- THE TASK
Go through the entries and copy every line that has the string "content" in it.

--- STUDY MATERIAL Enclosed Below ---

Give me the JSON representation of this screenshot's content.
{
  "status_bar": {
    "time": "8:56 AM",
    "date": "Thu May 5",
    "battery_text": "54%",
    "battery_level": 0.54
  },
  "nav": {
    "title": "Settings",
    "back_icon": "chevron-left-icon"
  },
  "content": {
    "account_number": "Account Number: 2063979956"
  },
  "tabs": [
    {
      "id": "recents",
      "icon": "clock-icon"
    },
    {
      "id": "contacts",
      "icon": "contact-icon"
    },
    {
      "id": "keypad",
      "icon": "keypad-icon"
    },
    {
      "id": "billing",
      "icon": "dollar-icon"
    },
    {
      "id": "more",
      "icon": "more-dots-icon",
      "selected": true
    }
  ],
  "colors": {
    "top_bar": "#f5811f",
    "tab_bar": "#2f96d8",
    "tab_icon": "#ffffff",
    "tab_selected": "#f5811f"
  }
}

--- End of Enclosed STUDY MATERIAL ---

- ANSWER SECTION
Give me the JSON representation of this screenshot's content.
  "content": {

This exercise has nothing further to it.